You ever walk into a room, and suddenly your whole mood changes? It’s a strange and mysterious thing, the way a physical environment can affect you. Why are humans like this? And what does this all mean for your physical and psychological well-being? So glad you asked. Let’s explore how your physical environment affects your well-being and what you can do to use your surroundings to influence your physical and mental health.
Why Does Your Physical Environment Matter?
Let’s take it back to the good old days. No, not the free-spirited 60s – more like the B.C. era. Humans have always had innate perceptions of their surroundings. For survival purposes, we needed to recognize signs that might indicate looming danger or threats. In this case, when the body perceives the physical environment as a threat, it starts to go into fight-or-flight mode.
Image caption: A productive home office setup via Cult Design
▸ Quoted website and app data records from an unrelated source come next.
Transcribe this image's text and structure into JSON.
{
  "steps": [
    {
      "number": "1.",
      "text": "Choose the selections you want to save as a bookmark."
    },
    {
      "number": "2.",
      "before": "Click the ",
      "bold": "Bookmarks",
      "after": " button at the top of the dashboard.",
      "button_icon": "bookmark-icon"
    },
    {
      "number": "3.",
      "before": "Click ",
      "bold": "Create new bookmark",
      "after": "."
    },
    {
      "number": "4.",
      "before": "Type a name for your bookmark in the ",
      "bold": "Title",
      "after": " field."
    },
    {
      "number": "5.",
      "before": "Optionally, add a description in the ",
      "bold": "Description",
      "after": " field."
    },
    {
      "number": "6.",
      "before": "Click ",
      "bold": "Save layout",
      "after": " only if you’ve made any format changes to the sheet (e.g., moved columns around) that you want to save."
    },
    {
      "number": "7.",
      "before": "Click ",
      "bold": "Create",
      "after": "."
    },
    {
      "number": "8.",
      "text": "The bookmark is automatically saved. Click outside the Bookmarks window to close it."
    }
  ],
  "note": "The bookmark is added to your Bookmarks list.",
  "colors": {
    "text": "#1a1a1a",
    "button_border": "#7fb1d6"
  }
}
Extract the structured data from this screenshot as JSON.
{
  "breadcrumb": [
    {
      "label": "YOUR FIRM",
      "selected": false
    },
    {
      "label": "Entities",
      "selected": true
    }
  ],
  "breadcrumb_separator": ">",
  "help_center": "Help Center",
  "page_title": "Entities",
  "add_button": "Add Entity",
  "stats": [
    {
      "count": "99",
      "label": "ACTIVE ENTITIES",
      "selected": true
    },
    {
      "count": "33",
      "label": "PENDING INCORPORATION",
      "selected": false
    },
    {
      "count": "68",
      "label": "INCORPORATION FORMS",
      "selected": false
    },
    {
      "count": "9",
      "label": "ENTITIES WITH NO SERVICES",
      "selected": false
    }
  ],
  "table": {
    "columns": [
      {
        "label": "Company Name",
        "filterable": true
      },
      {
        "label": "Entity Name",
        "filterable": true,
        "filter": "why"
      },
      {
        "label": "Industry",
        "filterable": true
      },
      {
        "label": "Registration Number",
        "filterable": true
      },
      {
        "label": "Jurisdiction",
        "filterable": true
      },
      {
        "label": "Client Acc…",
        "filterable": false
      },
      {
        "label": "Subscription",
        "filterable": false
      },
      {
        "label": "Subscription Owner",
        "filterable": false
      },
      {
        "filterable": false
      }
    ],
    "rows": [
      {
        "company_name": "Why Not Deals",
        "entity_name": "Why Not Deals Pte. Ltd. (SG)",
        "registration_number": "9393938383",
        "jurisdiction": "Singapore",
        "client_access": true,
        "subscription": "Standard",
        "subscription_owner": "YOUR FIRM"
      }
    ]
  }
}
Think about this example. It’s Saturday morning. You’re at home, and you just finished up a long week of work. You wake up feeling refreshed after a good night’s sleep, and you don’t have much on your to-do list today. Feeling pretty relaxed, right? Your blood pressure’s probably at a normal rate, and your cortisol levels are normal because your body (and your mind) don’t feel threatened by your physical environment.
Let’s switch your surroundings. Now, imagine you’re at the hospital waiting for the doctor in an exam room. The lighting is kind of harsh – you know, the intense, blue-ish exam room lighting that isn’t flattering on anyone. While you’re only there for a routine exam, you can’t help but feel anxious. The sterile surroundings and lack of comfortable furniture aren’t really things that bring a sense of relaxation. Oh, and don’t forget about those awkward, crunchy paper exam gowns.
Feeling stressed and anxious now? Yeah, same here.
How Your Physical Environment Affects Your Well-Being
How this plays out is partially due to something called Maslow’s Hierarchy of Needs. Humans have different levels of needs. Some are physiological (i.e., physical), and some are psychological needs. And these needs are prioritized. In this case, think of the priority as a pyramid. At the very base of our needs are our physiological needs – think food, safety, and shelter. When any one of these is out of balance, your well-being and mood reflects it.
In the hospital example, your environment lacks the safe and secure feeling that you might get from home. Sometimes, it’s the kind of environment that breeds uncertainty. If you’ve ever picked up on the “vibes” of a room, then you understand exactly how your physical environment can impact your mood and well-being. The longer you’re exposed to environments that negatively impact you, the more it’s going to affect how you’re feeling and your overall well-being.
How You Can Manipulate Your Physical Environment to Max Out Your Well-Being
Do you find it stressful to come home to a pile of unfolded laundry? How does that messy desk make you feel when you’re trying to get work done? Ever had trouble sleeping in a brightly colored (or lit) room? Maybe what you need is a change to your surroundings. And no, that doesn’t mean moving homes or changing jobs. It can be as simple as reorganizing or redesigning the spaces you spend the most time in.
Color, lighting, and organizational layout can all be manipulated to maximize your mood and your well-being. If you’re having a hard time concentrating while living that work from home life, maybe an office reorganization might be just what you need. Being surrounded by visual chaos isn’t conducive to organizing your thoughts and getting things done.
But the same principle goes for any part of your physical environment. Maybe don’t paint your bedroom red or neon green. Colors like that can stimulate your brain and make it difficult to relax and fall asleep. Opt for more muted or darker hues that get you in the mood to hunker down and go into hibernation mode. If you’re still working in an office, try to bring a little bit of comfort in, if you can. Personalize your surroundings to help your office feel like the home away from home that it actually is. Creating an environment that you look forward to spending time in is key to making sure you max out your well-being and stay on top of your game.
The color and organization of your physical environment plays a major role in your mood and well-being. If there’s anything that quarantine has made apparent, it’s that your physical environment affects your well-being – and in major ways. But changing your environment doesn’t have to take a whole lot of time, effort, or money. From changing paint to reorganizing a space, you can manipulate your physical environment to reduce stress, improve your focus, and max out your well-being.